**THE PROBLEM**
Your reply should hold only the lines from the records below where "JSON" occurs.

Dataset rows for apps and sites
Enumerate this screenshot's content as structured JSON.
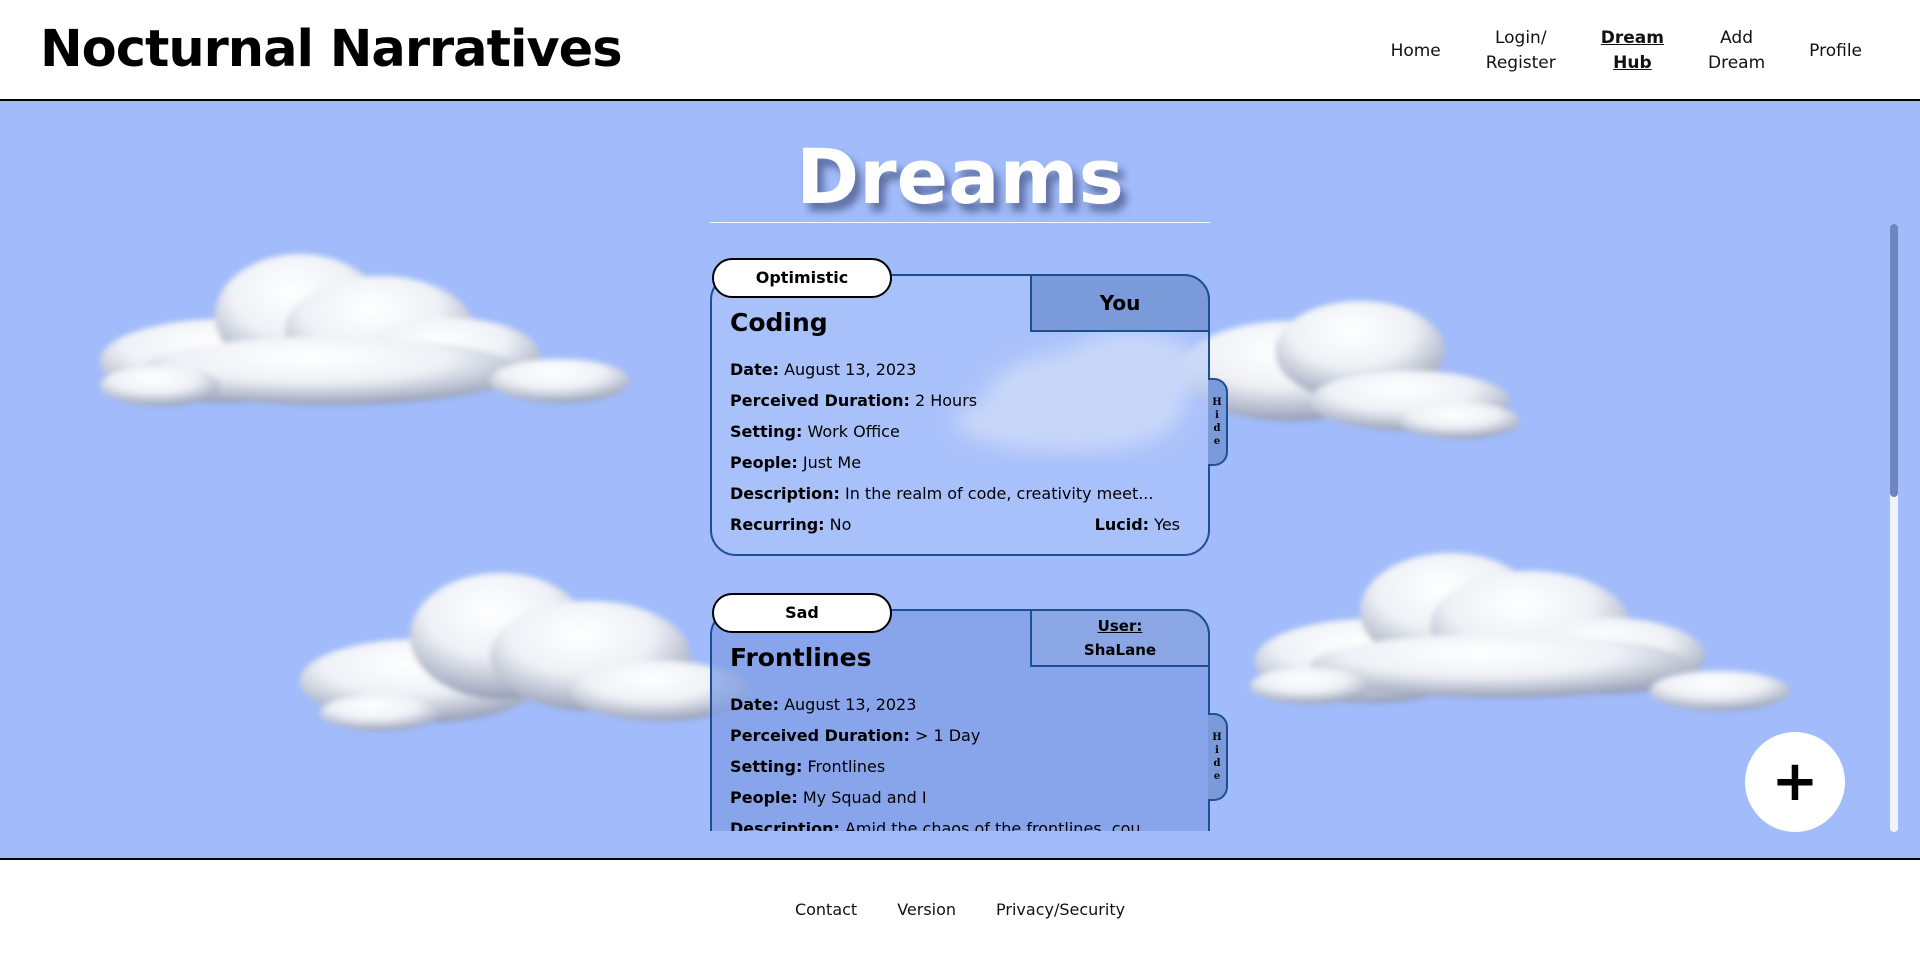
{
  "brand": "Nocturnal Narratives",
  "nav": {
    "home": "Home",
    "login_line1": "Login/",
    "login_line2": "Register",
    "hub_line1": "Dream",
    "hub_line2": "Hub",
    "add_line1": "Add",
    "add_line2": "Dream",
    "profile": "Profile"
  },
  "page": {
    "heading": "Dreams",
    "fab_symbol": "+"
  },
  "labels": {
    "date": "Date:",
    "duration": "Perceived Duration:",
    "setting": "Setting:",
    "people": "People:",
    "description": "Description:",
    "recurring": "Recurring:",
    "lucid": "Lucid:",
    "hide": [
      "H",
      "i",
      "d",
      "e"
    ]
  },
  "dreams": [
    {
      "mood": "Optimistic",
      "owner": "You",
      "title": "Coding",
      "date": "August 13, 2023",
      "duration": "2 Hours",
      "setting": "Work Office",
      "people": "Just Me",
      "description": "In the realm of code, creativity meet...",
      "recurring": "No",
      "lucid": "Yes"
    },
    {
      "mood": "Sad",
      "owner_label": "User:",
      "owner": "ShaLane",
      "title": "Frontlines",
      "date": "August 13, 2023",
      "duration": "> 1 Day",
      "setting": "Frontlines",
      "people": "My Squad and I",
      "description": "Amid the chaos of the frontlines, cou..."
    }
  ],
  "footer": {
    "contact": "Contact",
    "version": "Version",
    "privacy": "Privacy/Security"
  },
  "colors": {
    "background": "#a1bbfb",
    "card_border": "#1d4f91",
    "owner_tab": "#7b9ad9",
    "scroll_thumb": "#6f85be"
  }
}
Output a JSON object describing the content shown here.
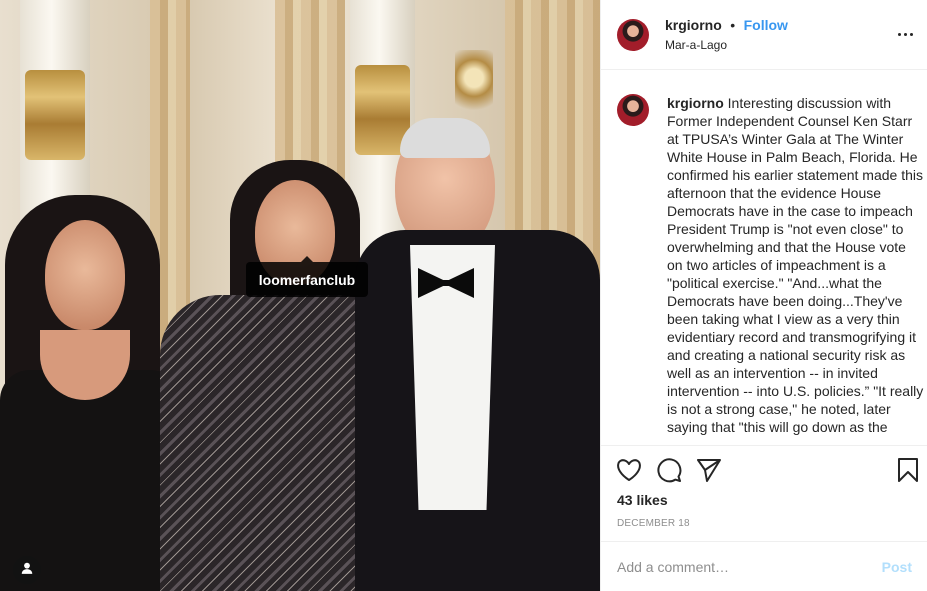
{
  "post": {
    "image_tag": "loomerfanclub"
  },
  "header": {
    "username": "krgiorno",
    "separator": "•",
    "follow_label": "Follow",
    "location": "Mar-a-Lago"
  },
  "caption": {
    "username": "krgiorno",
    "text": "Interesting discussion with Former Independent Counsel Ken Starr at TPUSA’s Winter Gala at The Winter White House in Palm Beach, Florida. He confirmed his earlier statement made this afternoon that the evidence House Democrats have in the case to impeach President Trump is \"not even close\" to overwhelming and that the House vote on two articles of impeachment is a \"political exercise.\" \"And...what the Democrats have been doing...They've been taking what I view as a very thin evidentiary record and transmogrifying it and creating a national security risk as well as an intervention -- in invited intervention -- into U.S. policies.” \"It really is not a strong case,\" he noted, later saying that \"this will go down as the"
  },
  "actions": {
    "likes": "43 likes",
    "date": "DECEMBER 18"
  },
  "comment": {
    "placeholder": "Add a comment…",
    "post_label": "Post"
  },
  "colors": {
    "accent": "#3897f0",
    "post_disabled": "#b2dffc",
    "text": "#262626",
    "muted": "#8e8e8e",
    "border": "#efefef"
  },
  "icons": [
    "heart-icon",
    "comment-icon",
    "share-icon",
    "bookmark-icon",
    "more-options-icon",
    "user-tag-icon"
  ]
}
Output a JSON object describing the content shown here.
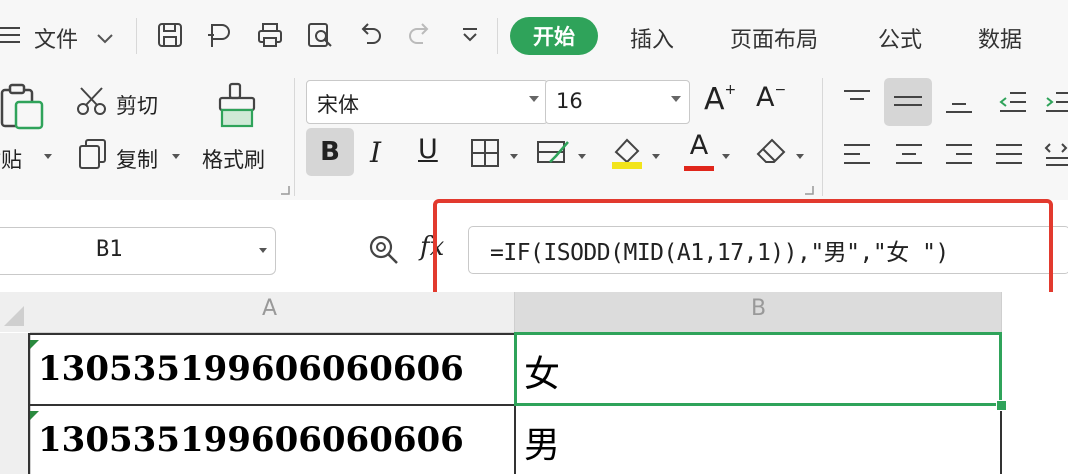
{
  "menubar": {
    "file_label": "文件",
    "tabs": [
      "开始",
      "插入",
      "页面布局",
      "公式",
      "数据"
    ],
    "active_tab": "开始"
  },
  "ribbon": {
    "cut_label": "剪切",
    "paste_label": "粘贴",
    "copy_label": "复制",
    "format_painter_label": "格式刷",
    "font_name": "宋体",
    "font_size": "16",
    "bold_glyph": "B",
    "italic_glyph": "I",
    "underline_glyph": "U",
    "grow_font_glyph": "A",
    "shrink_font_glyph": "A",
    "font_color_glyph": "A",
    "font_color": "#e0261b",
    "fill_color": "#f2e41c"
  },
  "formula_bar": {
    "name_box": "B1",
    "fx_label": "fx",
    "formula": "=IF(ISODD(MID(A1,17,1)),\"男\",\"女 \")"
  },
  "sheet": {
    "columns": [
      "A",
      "B"
    ],
    "rows": [
      {
        "A": "130535199606060606",
        "B": "女"
      },
      {
        "A": "130535199606060606",
        "B": "男"
      }
    ],
    "active_cell": "B1",
    "accent_color": "#2fa35a"
  }
}
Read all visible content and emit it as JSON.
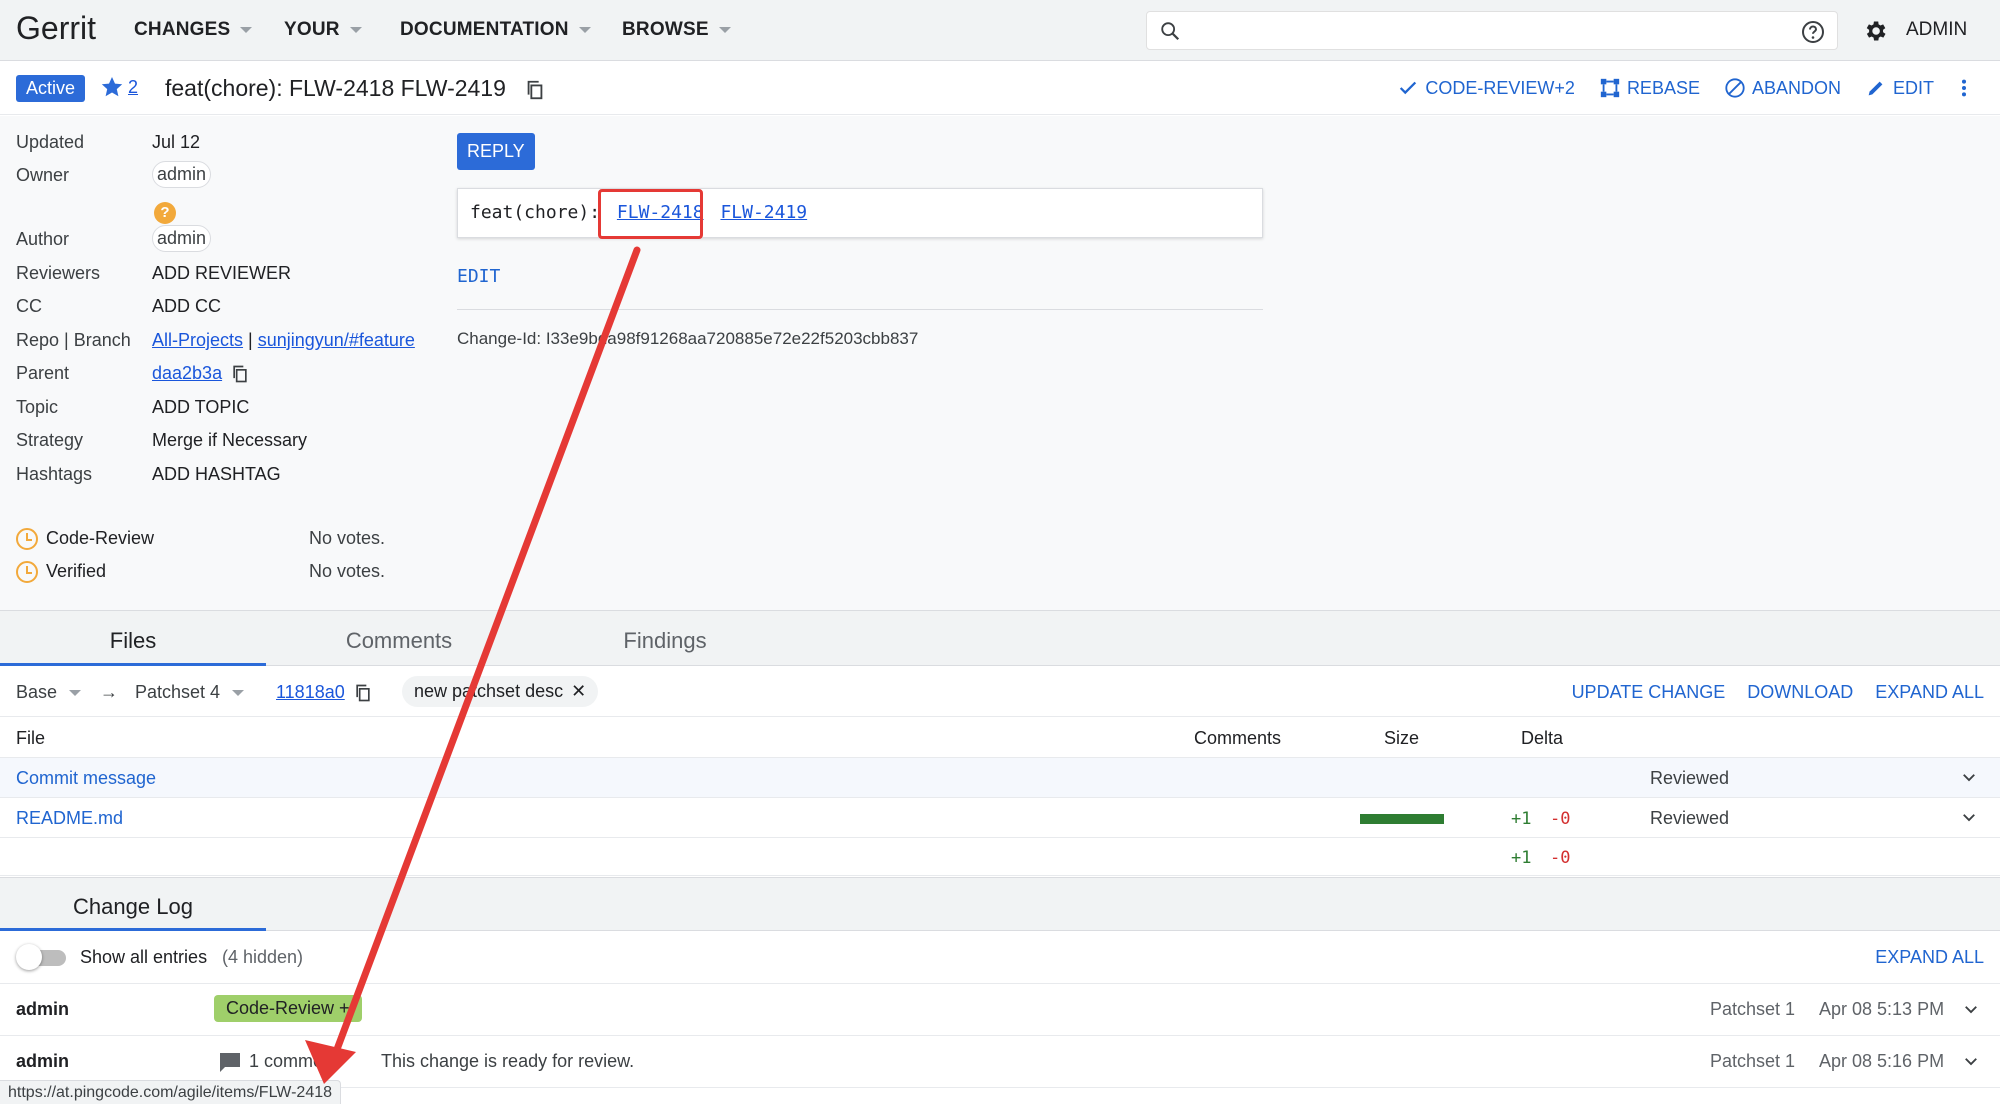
{
  "header": {
    "logo": "Gerrit",
    "nav": [
      "CHANGES",
      "YOUR",
      "DOCUMENTATION",
      "BROWSE"
    ],
    "user": "ADMIN"
  },
  "change": {
    "status": "Active",
    "star_count": "2",
    "subject": "feat(chore): FLW-2418 FLW-2419",
    "actions": [
      "CODE-REVIEW+2",
      "REBASE",
      "ABANDON",
      "EDIT"
    ]
  },
  "metadata": {
    "updated_label": "Updated",
    "updated_value": "Jul 12",
    "owner_label": "Owner",
    "owner_value": "admin",
    "owner_warning": "?",
    "author_label": "Author",
    "author_value": "admin",
    "reviewers_label": "Reviewers",
    "reviewers_value": "ADD REVIEWER",
    "cc_label": "CC",
    "cc_value": "ADD CC",
    "repo_label": "Repo | Branch",
    "repo_value": "All-Projects",
    "repo_sep": "|",
    "branch_value": "sunjingyun/#feature",
    "parent_label": "Parent",
    "parent_value": "daa2b3a",
    "topic_label": "Topic",
    "topic_value": "ADD TOPIC",
    "strategy_label": "Strategy",
    "strategy_value": "Merge if Necessary",
    "hashtags_label": "Hashtags",
    "hashtags_value": "ADD HASHTAG"
  },
  "commit": {
    "reply_label": "REPLY",
    "message_prefix": "feat(chore):",
    "link1": "FLW-2418",
    "link2": "FLW-2419",
    "edit_label": "EDIT",
    "change_id": "Change-Id: I33e9bda98f91268aa720885e72e22f5203cbb837"
  },
  "labels": [
    {
      "name": "Code-Review",
      "votes": "No votes."
    },
    {
      "name": "Verified",
      "votes": "No votes."
    }
  ],
  "tabs": [
    "Files",
    "Comments",
    "Findings"
  ],
  "files_ctrl": {
    "base": "Base",
    "arrow": "→",
    "patchset": "Patchset 4",
    "commit": "11818a0",
    "desc": "new patchset desc",
    "actions": [
      "UPDATE CHANGE",
      "DOWNLOAD",
      "EXPAND ALL"
    ]
  },
  "file_table": {
    "headers": {
      "file": "File",
      "comments": "Comments",
      "size": "Size",
      "delta": "Delta"
    },
    "rows": [
      {
        "name": "Commit message",
        "status": "Reviewed"
      },
      {
        "name": "README.md",
        "plus": "+1",
        "minus": "-0",
        "status": "Reviewed"
      }
    ],
    "total_plus": "+1",
    "total_minus": "-0"
  },
  "change_log": {
    "title": "Change Log",
    "toggle_label": "Show all entries",
    "hidden": "(4 hidden)",
    "expand_all": "EXPAND ALL",
    "entries": [
      {
        "who": "admin",
        "badge": "Code-Review +",
        "patchset": "Patchset 1",
        "date": "Apr 08 5:13 PM"
      },
      {
        "who": "admin",
        "comment_count": "1 comme",
        "message": "This change is ready for review.",
        "patchset": "Patchset 1",
        "date": "Apr 08 5:16 PM"
      }
    ]
  },
  "status_url": "https://at.pingcode.com/agile/items/FLW-2418",
  "colors": {
    "accent": "#2c6bd8",
    "link": "#1a56db",
    "annotation": "#e53935",
    "warning": "#f2a93b",
    "positive": "#2e7d32",
    "negative": "#d32f2f"
  }
}
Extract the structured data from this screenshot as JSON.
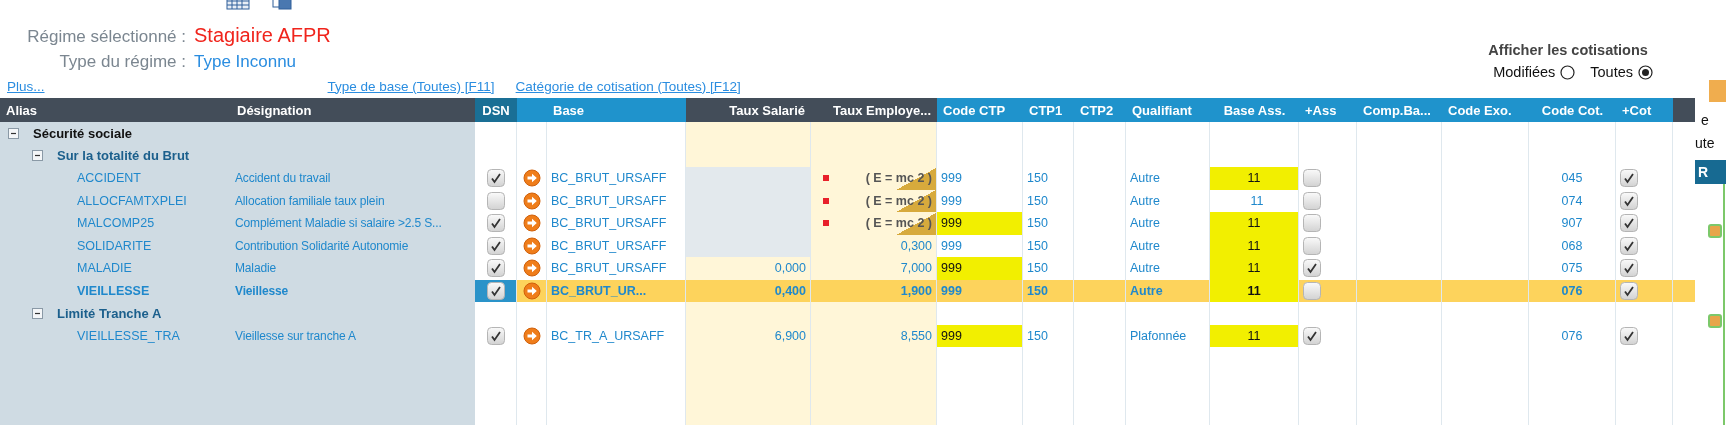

**ANSWER SPACE**
Enumerate this screenshot's content as structured JSON.
Output a JSON object describing the content shown here.
Output a JSON object describing the content shown here.
Read all visible content and emit it as JSON.
Extract the structured data from this screenshot as JSON.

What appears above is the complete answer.